* _BRIEF_: The answer must be one number: how many lines below contain the word "username".

RECORD EXTRACTS: Begin

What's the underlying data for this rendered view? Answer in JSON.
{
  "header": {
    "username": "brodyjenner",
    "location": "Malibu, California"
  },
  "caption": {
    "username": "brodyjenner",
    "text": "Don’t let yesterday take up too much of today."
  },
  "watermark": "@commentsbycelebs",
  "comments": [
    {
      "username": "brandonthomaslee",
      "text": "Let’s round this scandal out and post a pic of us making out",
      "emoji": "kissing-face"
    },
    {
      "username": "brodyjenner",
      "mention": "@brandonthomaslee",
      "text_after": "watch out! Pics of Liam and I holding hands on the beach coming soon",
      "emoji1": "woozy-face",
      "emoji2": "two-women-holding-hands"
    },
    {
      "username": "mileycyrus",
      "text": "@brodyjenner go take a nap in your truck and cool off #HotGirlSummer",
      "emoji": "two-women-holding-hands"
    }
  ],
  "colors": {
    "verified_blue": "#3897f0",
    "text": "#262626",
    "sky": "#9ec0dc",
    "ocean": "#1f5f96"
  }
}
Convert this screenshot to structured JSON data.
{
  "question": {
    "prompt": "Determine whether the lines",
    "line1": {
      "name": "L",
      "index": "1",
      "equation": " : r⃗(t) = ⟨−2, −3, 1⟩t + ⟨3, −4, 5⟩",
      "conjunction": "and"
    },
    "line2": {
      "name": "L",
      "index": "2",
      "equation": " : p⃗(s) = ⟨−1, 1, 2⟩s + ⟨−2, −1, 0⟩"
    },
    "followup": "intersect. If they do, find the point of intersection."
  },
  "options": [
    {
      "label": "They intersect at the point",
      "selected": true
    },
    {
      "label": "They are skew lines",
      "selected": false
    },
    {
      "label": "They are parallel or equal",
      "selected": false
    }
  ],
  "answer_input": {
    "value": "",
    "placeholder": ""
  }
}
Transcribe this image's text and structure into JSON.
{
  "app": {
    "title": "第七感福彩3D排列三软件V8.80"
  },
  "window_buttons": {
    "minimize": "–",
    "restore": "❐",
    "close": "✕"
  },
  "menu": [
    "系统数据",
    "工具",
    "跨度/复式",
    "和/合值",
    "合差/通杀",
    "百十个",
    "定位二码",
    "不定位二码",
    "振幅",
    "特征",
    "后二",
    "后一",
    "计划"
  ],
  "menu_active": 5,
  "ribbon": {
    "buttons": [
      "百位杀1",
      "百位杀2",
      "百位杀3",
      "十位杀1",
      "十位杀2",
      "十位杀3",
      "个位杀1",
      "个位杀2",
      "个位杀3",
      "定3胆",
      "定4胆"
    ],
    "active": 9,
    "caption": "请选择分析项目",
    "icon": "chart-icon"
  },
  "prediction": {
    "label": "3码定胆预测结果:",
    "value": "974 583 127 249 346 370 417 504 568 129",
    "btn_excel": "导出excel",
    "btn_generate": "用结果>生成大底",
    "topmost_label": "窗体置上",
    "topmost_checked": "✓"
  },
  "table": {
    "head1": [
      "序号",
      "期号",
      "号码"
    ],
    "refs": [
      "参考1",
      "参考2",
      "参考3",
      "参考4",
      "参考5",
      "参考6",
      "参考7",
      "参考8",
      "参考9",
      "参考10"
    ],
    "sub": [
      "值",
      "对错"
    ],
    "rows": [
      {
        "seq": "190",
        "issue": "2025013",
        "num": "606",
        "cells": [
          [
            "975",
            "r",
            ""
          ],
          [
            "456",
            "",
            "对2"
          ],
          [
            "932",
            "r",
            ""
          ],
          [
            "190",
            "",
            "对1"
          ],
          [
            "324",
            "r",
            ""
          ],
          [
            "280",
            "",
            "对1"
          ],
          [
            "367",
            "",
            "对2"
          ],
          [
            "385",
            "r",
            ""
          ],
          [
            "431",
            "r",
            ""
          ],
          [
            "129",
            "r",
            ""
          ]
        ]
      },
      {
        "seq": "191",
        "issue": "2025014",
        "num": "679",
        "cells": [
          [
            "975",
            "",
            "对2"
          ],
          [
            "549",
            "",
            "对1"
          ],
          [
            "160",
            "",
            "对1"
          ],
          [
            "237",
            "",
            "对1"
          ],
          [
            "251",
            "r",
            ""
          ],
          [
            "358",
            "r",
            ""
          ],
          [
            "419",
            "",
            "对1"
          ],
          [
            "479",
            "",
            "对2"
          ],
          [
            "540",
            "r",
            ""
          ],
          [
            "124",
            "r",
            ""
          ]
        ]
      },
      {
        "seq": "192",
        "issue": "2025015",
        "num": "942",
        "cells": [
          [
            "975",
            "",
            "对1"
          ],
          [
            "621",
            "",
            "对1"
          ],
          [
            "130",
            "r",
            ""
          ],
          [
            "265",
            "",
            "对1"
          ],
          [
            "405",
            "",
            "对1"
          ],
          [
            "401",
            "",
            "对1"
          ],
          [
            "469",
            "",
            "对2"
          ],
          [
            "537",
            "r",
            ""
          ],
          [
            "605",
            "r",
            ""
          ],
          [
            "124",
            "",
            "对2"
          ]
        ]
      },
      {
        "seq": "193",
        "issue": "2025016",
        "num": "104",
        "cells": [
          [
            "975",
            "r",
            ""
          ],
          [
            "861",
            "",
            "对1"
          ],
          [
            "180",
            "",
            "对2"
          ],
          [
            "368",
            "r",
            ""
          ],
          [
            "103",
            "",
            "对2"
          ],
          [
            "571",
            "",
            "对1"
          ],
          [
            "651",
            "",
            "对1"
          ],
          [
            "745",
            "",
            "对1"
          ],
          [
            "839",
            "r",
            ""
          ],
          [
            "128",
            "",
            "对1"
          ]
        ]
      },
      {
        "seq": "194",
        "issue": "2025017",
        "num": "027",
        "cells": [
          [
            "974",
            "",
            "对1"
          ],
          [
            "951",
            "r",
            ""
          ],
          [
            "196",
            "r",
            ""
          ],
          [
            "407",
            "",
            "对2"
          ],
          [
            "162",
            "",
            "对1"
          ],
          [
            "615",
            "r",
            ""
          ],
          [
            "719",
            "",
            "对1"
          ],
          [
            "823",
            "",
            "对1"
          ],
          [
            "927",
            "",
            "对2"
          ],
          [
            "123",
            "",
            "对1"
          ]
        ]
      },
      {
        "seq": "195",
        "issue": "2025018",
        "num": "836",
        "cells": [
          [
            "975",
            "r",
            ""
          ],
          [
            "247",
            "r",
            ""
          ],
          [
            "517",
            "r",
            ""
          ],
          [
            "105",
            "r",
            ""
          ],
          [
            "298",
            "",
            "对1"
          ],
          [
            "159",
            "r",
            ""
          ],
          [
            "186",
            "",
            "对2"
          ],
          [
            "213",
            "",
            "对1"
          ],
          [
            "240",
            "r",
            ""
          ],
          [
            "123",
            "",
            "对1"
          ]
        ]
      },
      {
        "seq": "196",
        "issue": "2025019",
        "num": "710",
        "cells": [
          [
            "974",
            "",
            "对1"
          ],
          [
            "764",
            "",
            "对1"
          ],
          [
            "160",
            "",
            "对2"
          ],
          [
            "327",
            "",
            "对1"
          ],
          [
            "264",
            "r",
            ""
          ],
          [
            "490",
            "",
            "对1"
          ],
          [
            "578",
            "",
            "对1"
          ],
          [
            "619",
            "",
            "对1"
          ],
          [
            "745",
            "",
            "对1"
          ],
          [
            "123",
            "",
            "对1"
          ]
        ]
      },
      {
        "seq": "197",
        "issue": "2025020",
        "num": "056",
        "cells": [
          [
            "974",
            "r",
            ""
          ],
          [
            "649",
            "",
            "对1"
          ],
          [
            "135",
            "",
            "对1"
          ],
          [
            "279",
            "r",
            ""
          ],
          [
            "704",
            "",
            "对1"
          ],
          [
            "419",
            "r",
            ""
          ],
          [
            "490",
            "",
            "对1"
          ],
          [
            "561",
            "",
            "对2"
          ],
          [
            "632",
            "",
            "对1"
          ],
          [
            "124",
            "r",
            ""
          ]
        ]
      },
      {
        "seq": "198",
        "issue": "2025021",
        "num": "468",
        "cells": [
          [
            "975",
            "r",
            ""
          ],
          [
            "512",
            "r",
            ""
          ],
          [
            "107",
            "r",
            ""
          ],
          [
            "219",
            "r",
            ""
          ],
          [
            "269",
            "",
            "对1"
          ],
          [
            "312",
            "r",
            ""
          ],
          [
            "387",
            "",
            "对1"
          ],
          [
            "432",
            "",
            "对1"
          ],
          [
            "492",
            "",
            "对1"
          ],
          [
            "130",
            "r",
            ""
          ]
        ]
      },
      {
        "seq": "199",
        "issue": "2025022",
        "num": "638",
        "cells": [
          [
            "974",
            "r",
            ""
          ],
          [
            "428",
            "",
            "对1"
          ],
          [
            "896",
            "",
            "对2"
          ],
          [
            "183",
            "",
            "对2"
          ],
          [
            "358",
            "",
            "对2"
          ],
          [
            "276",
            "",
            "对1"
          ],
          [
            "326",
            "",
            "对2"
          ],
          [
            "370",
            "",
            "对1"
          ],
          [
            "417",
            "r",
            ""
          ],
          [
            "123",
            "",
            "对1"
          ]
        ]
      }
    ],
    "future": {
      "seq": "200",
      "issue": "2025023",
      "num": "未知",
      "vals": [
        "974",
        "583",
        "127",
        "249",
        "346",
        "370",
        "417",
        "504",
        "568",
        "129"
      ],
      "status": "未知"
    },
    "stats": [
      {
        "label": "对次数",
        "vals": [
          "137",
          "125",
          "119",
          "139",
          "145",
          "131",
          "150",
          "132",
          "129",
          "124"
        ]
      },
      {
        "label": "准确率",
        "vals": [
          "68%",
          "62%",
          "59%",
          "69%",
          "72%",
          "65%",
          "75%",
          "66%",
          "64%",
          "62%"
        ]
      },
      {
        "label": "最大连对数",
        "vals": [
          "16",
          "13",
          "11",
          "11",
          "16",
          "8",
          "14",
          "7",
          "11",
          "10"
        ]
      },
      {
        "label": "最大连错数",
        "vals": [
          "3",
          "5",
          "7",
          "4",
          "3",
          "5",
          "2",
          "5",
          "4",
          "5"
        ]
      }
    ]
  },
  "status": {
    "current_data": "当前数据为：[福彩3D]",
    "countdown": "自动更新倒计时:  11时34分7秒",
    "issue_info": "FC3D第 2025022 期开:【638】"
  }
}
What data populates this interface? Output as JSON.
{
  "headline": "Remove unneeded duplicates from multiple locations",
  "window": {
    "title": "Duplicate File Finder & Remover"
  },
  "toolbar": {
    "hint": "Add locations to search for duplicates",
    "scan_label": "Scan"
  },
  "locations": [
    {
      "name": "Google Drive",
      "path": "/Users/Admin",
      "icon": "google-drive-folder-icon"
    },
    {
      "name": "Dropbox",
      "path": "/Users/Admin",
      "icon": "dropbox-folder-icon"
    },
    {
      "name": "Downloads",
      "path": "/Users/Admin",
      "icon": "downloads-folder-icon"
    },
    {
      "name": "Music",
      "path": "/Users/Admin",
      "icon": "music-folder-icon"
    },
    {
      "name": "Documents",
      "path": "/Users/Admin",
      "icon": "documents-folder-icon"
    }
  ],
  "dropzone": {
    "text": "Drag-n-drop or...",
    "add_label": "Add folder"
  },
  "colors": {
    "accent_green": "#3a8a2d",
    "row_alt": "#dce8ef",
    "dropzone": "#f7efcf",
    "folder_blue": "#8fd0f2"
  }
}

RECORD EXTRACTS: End

* _WRITTEN SOLUTION_: 5